Screen Shot 2018-11-05 at 11.53.42 AMWritten by Christina House, 3L at Thurgood Marshall School of Law and 2018-2019 FLSN Student Organizations Chair

This past summer I interned at the U.S. District Court for the Southern District of Texas. While interning at the court, I had the pleasure of hearing a range of cases, which included facets of law such as criminal, commercial, immigration, and even food law. More specifically, the topic of content-based speech appeared in reference to food advertisements and food branding. It reminded me of the heavily litigated issue of the term “natural.”  Across the nation, manufacturers have used various terms to appeal to the public such as the term “natural.”  However, federal food and beverage regulatory agencies—like the FDA—have continued to refrain from defining the term “natural.” Because the FDA has refused to define the term “natural,” the term’s interpretation has been left up to courts across the nation.[1]

Many have argued that the term “natural” is confusing to the public, and, thus, food manufacturers should refrain from using the term on marketing and commercial products for food.  Consumers believe that “natural” should be used to describe a food product that is good for you which does not contain “synthetic, highly processed or genetically modified ingredients.”[2] Surveys have shown that because of the public’s uncertainty, product launches using the term “natural” have drastically decreased.[3]

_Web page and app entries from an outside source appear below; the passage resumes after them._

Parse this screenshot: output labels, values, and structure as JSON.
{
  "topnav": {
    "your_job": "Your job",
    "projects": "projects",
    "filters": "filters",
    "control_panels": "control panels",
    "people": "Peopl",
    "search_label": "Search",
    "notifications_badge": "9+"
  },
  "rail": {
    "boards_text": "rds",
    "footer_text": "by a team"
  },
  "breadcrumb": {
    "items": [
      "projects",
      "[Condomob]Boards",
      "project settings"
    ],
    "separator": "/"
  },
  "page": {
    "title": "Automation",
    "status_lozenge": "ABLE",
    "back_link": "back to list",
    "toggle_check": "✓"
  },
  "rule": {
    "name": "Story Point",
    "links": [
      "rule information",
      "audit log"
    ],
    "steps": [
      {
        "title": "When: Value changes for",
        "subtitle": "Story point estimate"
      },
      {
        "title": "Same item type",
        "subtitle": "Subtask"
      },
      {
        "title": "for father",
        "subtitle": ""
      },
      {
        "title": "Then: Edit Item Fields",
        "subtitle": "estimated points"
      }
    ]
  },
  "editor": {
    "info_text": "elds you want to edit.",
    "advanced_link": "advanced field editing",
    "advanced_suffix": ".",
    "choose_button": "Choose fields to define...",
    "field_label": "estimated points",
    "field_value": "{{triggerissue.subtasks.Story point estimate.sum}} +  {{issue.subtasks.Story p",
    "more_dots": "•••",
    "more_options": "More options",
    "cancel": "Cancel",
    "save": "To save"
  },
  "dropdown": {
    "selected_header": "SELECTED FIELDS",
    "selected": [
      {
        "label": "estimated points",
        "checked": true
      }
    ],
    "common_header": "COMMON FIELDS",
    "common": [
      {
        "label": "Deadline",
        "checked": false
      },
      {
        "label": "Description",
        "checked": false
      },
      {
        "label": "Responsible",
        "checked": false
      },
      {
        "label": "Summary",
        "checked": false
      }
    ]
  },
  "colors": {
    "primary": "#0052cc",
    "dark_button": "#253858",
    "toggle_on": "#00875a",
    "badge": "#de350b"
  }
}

Consumers have become increasingly frustrated and have brought their complaints to the courts.  “Nineteen all-natural class actions have been filed… as of July 2017. There were 27 such suits for the entire year of 2016.”[4]  Consumer’s suits claim that the confusing term causes them to buy more expensive products specifically because the product is labeled “natural.”  In response, manufactures claim there are few guidelines to clarify the rules of food labeling; they are eager for a definitive line to drawn to help them avoid future legal actions.

Picture1A definition from the regulatory bodies will help the courts as they continue to decide these cases. Additionally, a concrete definition will create uniformity within the courts as to whether manufactuers have engaged with the marketplace properly or have indeed mislead the public. Ultimately as my summer came to a close, I made a recommendation to the Court on how to solve the food advertisement and food branding dispute based on the caselaw available under First Amendment commercial speech. Thankfully, in this case, the courts’ rulings within our jurisdiction were consistent and the laws were plain. However, in cases of “natural” litigation the courts are still seeking the same level of uniformity and simplicity.

[1] Stephen Safranski & Adams Welle, Natural-Labeling Litigation: Preparing for the Next Five Years, Robins, Kaplan, Miller & Ciresi LLP, https://www.packagingstrategies.com/ext/resources/files/All-Natural-Article-3.pdf.

[2] Caitlin Dewey, The raging legal battle over what makes a food ‘natural’, Wash. Post (Aug. 30, 2017), https://www.washingtonpost.com/news/wonk/wp/2017/08/30/the-raging-legal-battle-over-what-makes-a-food-natural/?noredirect=on&utm_term=.b535ccb44692.

[3] Cathy Siegner, Report: Why brands should stop using the term ‘natural’, FoodDive (Jan. 29, 2018),  https://www.fooddive.com/news/report-why-brands-should-stop-using-the-term-natural/515626/ (describing that FONA found that new product launches making “all-natural claims” have fallen by 51% during the past five years, reflecting a growing level of consumer skepticism.”).

[4] Dewey, supra note 2.

Comments are closed.